§ **Task to carry out**: Scan the data for "with" and copy the lines it appears in.

[Dataset rows describing interfaces]
↓↓↓
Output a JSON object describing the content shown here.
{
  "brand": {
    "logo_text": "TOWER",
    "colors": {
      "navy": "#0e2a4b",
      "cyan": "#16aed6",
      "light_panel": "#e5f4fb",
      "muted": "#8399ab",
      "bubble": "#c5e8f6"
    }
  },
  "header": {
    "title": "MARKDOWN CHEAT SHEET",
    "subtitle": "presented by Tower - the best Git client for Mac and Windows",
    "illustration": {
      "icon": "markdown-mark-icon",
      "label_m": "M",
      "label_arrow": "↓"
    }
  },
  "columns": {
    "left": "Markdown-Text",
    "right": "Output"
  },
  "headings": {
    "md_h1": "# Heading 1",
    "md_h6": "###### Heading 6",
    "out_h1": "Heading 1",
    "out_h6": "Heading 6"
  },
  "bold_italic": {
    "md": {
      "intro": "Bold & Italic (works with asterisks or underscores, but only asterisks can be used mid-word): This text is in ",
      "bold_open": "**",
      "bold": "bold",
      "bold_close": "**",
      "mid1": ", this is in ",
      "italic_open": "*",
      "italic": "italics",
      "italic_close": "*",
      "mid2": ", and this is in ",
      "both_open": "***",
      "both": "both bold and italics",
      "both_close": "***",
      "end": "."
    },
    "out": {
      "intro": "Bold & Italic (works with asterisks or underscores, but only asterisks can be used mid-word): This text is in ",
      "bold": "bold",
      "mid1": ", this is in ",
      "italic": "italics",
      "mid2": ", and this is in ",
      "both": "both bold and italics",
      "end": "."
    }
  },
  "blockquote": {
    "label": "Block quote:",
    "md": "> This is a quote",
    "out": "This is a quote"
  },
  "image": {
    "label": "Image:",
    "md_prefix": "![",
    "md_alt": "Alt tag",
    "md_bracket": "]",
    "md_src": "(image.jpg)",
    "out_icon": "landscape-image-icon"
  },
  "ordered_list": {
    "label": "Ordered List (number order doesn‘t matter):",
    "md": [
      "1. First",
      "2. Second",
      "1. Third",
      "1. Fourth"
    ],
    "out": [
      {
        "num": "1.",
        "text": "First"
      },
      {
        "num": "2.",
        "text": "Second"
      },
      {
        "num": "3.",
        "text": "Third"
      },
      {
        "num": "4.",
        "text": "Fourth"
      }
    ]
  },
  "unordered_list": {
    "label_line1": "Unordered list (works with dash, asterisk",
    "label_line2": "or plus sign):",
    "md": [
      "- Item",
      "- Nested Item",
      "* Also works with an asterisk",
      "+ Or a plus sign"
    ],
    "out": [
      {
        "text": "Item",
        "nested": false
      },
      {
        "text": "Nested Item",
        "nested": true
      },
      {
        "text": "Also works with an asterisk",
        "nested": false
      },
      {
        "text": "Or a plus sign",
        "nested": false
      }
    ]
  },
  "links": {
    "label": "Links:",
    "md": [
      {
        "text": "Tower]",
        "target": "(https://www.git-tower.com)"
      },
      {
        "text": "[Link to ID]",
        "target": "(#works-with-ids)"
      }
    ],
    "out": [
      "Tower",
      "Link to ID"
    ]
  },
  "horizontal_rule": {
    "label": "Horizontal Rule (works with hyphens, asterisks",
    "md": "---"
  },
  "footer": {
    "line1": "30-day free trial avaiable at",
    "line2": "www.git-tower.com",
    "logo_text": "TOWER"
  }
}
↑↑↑
§ **Task output**:
      "intro": "Bold & Italic (works with asterisks or underscores, but only asterisks can be used mid-word): This text is in ",
      "intro": "Bold & Italic (works with asterisks or underscores, but only asterisks can be used mid-word): This text is in ",
    "label_line1": "Unordered list (works with dash, asterisk",
      "* Also works with an asterisk",
        "text": "Also works with an asterisk",
        "target": "(#works-with-ids)"
    "label": "Horizontal Rule (works with hyphens, asterisks",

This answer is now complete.